The Reserve Bank of Australia (RBA) has hiked the cash rate 25bps to 2.60%.

Here are some of the highlights from RBA Governor Philip Lowe’s latest monetary policy decision statement:

On inflation:

  • This recent hike will help achieve the goal of bringing inflation back to the 2% to 3% range.
  • Inflation in Australia is too high — while global factors drive this trend, strong domestic demand relative to the ability of the economy to meet that demand is also playing a role.
  • Further increase in inflation is expected over the months ahead.
  • Central forecast is for inflation to be around 7.75% in over 2022, above 4% in 2023, and over 3% in 2024.

On labour market

  • Unemployment at its lowest in 50 years, down to 3.5% in August.
  • Job vacancies and ads are at “very high” levels.
  • Wage growth continues to pick up from the low rates of recent years but remains lower than in other advanced economies.

On sources of uncertainties

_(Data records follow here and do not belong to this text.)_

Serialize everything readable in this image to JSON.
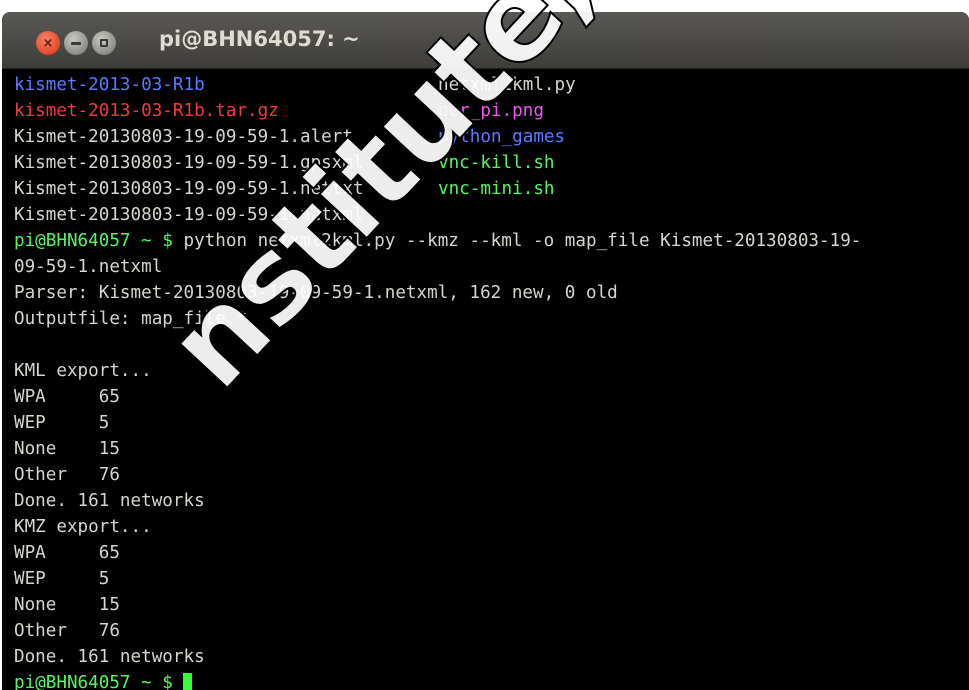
{
  "window": {
    "title": "pi@BHN64057: ~",
    "buttons": {
      "close": "×"
    }
  },
  "terminal": {
    "ls_rows": [
      {
        "left": "kismet-2013-03-R1b",
        "left_color": "blue",
        "right": "netxml2kml.py",
        "right_color": "plain"
      },
      {
        "left": "kismet-2013-03-R1b.tar.gz",
        "left_color": "red",
        "right": "ocr_pi.png",
        "right_color": "pink"
      },
      {
        "left": "Kismet-20130803-19-09-59-1.alert",
        "left_color": "plain",
        "right": "python_games",
        "right_color": "blue"
      },
      {
        "left": "Kismet-20130803-19-09-59-1.gpsxml",
        "left_color": "plain",
        "right": "vnc-kill.sh",
        "right_color": "green"
      },
      {
        "left": "Kismet-20130803-19-09-59-1.nettxt",
        "left_color": "plain",
        "right": "vnc-mini.sh",
        "right_color": "green"
      },
      {
        "left": "Kismet-20130803-19-09-59-1.netxml",
        "left_color": "plain",
        "right": "",
        "right_color": "plain"
      }
    ],
    "prompt": "pi@BHN64057 ~ $",
    "command": " python netxml2kml.py --kmz --kml -o map_file Kismet-20130803-19-",
    "command_wrap": "09-59-1.netxml",
    "output": [
      "Parser: Kismet-20130803-19-09-59-1.netxml, 162 new, 0 old",
      "Outputfile: map_file.*",
      "",
      "KML export...",
      "WPA     65",
      "WEP     5",
      "None    15",
      "Other   76",
      "Done. 161 networks",
      "KMZ export...",
      "WPA     65",
      "WEP     5",
      "None    15",
      "Other   76",
      "Done. 161 networks"
    ],
    "final_prompt": "pi@BHN64057 ~ $",
    "colors": {
      "blue": "#5c79ff",
      "red": "#ef3b3b",
      "pink": "#ee55ee",
      "green": "#55f55f",
      "plain": "#d3d7cf",
      "background": "#000000"
    }
  },
  "watermark": "nstitute, Author retains f"
}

  • Deterioration of global economy remains a key uncertainty.
  • The impact of tighter financial conditions in household spending — higher inflation and the increase in interest rates put pressure on budgets.
  • Full effects of higher interest rates yet to be felt in mortgage payments.
  • Consumer confidence, house prices have fallen.

What’s next for cash rate

  • This recent increase will help achieve a more sustainable balance of demand and supply in the Australian economy — necessary to bring inflation back down.
  • Further rate hikes are expected over the period ahead.
  • RBA will monitor global economy, household spending, wage, and price-setting behaviour.

PropTrack senior economist Eleanor Creagh said one of the biggest impacts of the six rate hikes since May was the slowdown in home prices.

“The fastest rise to the cash rate since 1994 has seen home prices falling across the country, with prices nationally now sitting 3.35% below their March peak,” she said.

PropTrack figures show a decline in home prices across capital cities and regional areas by the end of September — the overall decline over the month was the slowest since prices began falling in April.

Ms Creagh said this recent hike by the RBA will further increase borrowing costs and reduce the maximum borrowing capacities, which would likely further weaken home price gains.

“In the period ahead, the level of interest rates will be a key determinant of housing market conditions and the pace and depth of home price falls,” she said.

Outside the housing market, the economy seemed to have already entered the tightening cycle with strong momentum. Despite consumer confidence falling, the labour market maintains its robustness, with the unemployment sitting at a 48-year low.

Interestingly, spending is yet to slow while business conditions remained strong.

“The RBA has continued its fast pace of rate hikes in order to ensure inflation expectations remain anchored around its 2% to 3% target,” Ms Creagh said.

“The board has indicated it may soon slow the pace of its tightening cycle, perhaps signaling that this may be the last outsized rate increase. However, this is not expected to be the last rate hike, merely a step down to a more measured pace.”

CreditorWatch chief economist Anneke Thompson said there are early signs of easing in the labour force.

“The unemployment rate rose to 3.5%, although the overall number of employed people also increased; job vacancies, however, declined on a seasonally adjusted basis for the first time since the onset of the pandemic,” she said.

Meanwhile, there are now 10,000 fewer jobs available in Australia compared to three months ago.

“This is a forward indicator for unemployment, and coupled with increasing labour supply through migration, we may have already witnessed our trough in the unemployment rate,” Ms Thompson said.

Ms Thompson said the RBA will be closely watching the job data in its future monetary policy decision, given how employment has been a key driver of consumers’ willingness to spend.

“If the unemployment rate does continue to ease, the RBA may choose to make more ‘wait and see’ decisions as we move through the remainder of 2022 and in to 2023,” she said.